**Description of the task:** Within the data below, tally the lines that contain "device" and state only the total.

◆ ◆ ◆ ◆ ◆ ◆ ◆

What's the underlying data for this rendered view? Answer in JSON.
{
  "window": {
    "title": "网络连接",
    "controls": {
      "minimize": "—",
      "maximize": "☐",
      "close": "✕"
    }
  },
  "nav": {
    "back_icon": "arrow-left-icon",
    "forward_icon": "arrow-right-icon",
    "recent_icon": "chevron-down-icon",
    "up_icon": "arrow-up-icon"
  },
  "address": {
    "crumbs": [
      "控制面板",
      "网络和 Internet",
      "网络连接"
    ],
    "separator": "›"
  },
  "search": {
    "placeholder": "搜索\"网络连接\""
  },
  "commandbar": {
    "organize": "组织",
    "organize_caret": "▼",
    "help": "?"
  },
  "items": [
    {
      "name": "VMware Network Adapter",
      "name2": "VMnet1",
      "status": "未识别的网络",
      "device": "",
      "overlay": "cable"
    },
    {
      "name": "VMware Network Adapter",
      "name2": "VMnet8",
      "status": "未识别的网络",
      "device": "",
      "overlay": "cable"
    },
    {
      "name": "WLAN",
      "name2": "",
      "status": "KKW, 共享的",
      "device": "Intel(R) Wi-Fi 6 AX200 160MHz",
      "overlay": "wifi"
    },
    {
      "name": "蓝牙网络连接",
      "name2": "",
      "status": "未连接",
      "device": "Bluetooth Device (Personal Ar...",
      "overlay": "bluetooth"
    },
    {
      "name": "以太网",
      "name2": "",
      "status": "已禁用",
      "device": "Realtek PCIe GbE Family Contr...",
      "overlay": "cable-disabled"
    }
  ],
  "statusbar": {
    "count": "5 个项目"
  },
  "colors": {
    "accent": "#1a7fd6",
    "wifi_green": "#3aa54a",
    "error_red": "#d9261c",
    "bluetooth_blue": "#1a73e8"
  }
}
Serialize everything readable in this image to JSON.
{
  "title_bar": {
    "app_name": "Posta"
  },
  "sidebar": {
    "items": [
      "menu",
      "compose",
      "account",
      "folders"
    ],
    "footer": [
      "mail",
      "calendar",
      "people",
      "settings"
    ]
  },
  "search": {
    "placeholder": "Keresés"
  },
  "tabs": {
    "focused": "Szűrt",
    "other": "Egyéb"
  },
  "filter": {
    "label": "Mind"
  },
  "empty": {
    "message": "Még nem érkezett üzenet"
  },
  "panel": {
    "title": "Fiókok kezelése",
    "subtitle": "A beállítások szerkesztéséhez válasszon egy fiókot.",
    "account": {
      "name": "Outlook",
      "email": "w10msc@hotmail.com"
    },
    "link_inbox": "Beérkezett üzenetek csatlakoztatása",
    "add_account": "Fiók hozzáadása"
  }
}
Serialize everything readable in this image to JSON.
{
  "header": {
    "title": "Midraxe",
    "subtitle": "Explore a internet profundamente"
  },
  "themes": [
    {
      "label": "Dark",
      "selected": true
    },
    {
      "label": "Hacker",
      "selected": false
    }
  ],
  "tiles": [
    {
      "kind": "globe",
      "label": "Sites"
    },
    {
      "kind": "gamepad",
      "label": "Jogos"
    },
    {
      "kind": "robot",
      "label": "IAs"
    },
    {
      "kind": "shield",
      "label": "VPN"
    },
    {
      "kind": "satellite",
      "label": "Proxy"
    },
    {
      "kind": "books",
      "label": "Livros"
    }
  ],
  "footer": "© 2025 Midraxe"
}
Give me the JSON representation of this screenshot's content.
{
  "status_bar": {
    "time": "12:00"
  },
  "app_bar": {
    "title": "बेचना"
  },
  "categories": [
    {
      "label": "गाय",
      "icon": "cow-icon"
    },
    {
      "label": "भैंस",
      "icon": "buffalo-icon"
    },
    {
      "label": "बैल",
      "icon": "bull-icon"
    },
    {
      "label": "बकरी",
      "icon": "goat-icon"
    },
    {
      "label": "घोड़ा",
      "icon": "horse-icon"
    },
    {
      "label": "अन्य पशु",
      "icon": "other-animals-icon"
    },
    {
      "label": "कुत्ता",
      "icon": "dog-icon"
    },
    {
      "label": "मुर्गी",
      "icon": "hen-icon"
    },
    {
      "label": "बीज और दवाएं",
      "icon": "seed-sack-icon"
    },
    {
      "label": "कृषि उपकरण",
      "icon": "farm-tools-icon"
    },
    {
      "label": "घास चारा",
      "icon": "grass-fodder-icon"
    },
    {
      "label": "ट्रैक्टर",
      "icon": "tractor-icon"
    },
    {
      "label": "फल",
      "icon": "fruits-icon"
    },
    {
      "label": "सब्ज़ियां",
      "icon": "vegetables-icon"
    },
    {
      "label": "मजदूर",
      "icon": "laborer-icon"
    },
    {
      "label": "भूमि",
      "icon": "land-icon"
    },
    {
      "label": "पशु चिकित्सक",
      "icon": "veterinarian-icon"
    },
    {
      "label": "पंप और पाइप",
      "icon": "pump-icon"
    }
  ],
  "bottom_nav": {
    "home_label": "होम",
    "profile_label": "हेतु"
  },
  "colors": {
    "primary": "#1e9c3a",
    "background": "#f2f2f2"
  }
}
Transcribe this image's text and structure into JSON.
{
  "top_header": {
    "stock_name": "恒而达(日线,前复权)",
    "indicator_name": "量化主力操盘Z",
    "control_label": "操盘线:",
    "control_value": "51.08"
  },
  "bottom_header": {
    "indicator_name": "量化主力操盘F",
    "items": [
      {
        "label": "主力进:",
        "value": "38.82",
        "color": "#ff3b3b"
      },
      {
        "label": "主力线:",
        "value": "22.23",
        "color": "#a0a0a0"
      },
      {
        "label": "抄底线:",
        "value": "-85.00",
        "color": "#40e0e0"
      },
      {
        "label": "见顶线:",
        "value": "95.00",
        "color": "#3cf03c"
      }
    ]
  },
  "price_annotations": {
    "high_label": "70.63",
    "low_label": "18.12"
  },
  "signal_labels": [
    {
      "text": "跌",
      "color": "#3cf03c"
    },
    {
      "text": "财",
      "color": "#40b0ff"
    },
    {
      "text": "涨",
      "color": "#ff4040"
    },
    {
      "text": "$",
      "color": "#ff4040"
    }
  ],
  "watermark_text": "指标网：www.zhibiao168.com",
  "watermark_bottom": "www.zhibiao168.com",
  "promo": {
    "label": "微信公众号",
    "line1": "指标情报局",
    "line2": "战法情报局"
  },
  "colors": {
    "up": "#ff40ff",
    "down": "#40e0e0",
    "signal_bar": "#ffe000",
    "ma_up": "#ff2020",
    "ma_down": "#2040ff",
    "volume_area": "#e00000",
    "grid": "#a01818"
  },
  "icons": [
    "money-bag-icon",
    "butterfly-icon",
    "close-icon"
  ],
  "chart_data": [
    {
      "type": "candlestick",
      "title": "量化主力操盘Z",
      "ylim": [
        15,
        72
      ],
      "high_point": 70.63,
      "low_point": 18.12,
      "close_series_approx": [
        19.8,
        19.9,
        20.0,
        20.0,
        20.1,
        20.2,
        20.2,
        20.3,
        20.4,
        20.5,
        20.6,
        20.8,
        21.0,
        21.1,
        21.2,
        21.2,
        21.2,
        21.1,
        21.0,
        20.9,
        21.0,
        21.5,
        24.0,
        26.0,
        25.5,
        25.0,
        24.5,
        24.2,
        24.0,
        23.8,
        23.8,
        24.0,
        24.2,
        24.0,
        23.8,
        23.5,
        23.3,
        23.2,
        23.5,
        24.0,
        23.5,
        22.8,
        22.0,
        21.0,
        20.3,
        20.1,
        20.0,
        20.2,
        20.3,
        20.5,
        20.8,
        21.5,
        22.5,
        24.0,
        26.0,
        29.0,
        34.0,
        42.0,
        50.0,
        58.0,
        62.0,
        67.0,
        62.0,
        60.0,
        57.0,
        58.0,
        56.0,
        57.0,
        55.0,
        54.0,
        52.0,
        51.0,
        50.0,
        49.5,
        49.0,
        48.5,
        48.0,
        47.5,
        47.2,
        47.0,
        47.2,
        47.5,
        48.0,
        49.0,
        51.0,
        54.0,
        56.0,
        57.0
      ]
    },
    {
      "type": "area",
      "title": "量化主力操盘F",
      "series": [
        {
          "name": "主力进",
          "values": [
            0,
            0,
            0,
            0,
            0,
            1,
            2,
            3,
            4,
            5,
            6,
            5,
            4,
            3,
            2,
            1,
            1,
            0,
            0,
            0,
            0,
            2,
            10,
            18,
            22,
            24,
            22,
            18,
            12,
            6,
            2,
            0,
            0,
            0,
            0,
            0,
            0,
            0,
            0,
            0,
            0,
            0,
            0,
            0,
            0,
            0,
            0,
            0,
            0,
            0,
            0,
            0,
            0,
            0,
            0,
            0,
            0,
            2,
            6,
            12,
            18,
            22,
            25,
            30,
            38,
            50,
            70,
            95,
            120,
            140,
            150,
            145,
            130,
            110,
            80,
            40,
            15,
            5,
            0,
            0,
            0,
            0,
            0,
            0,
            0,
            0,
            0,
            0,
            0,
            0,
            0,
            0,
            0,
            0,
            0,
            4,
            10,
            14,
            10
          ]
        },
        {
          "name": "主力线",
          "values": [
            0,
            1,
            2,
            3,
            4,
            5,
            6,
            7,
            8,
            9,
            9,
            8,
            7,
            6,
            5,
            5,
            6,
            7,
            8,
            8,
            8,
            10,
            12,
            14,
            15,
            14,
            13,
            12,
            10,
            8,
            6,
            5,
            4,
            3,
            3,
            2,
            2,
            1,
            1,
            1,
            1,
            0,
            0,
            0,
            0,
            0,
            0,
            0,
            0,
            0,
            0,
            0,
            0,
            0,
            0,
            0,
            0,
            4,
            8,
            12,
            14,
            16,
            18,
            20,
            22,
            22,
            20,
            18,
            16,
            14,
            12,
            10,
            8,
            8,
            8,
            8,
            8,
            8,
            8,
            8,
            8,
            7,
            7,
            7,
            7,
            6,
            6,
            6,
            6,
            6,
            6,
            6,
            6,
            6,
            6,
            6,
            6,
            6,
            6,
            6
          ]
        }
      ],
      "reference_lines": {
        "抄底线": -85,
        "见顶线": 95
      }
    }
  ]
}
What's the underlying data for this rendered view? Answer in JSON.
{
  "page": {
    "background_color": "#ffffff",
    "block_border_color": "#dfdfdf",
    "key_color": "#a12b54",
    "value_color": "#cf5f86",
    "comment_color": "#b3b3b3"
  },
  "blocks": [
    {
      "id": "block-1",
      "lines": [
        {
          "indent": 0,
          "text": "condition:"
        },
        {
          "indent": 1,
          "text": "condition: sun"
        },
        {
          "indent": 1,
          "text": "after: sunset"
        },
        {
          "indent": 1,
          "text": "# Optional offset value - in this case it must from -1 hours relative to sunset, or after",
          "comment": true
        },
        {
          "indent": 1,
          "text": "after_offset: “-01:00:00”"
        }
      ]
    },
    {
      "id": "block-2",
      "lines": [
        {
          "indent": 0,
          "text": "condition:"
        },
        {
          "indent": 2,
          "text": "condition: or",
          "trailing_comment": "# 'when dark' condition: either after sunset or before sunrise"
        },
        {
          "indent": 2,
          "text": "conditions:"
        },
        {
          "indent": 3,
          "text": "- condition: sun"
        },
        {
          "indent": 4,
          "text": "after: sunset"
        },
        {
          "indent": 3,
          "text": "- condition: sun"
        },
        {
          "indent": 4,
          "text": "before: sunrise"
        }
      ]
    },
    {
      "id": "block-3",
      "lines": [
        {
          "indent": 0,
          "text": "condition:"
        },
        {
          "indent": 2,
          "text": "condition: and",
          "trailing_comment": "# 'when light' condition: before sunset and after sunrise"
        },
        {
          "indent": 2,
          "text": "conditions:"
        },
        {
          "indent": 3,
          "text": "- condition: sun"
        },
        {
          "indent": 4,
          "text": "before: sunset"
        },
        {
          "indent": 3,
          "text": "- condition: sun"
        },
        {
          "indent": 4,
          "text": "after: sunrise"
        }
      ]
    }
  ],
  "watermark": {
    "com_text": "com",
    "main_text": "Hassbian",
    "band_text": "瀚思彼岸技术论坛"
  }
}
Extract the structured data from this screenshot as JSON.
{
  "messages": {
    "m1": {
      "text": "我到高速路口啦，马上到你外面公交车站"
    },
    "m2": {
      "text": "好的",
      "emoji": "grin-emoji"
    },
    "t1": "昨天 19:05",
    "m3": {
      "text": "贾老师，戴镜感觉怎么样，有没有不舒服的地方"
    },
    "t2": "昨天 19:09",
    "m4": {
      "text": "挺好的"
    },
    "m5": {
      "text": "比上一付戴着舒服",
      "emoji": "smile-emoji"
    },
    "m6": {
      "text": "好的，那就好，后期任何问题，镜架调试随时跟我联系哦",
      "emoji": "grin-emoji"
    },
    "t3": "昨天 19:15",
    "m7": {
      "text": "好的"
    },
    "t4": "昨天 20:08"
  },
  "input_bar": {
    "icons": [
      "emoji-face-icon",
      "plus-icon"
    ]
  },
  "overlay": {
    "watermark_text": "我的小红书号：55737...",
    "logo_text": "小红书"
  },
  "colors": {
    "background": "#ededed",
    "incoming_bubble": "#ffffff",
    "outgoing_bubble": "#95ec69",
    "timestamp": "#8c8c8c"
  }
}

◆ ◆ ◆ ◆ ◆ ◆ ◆

**Expected output:** 5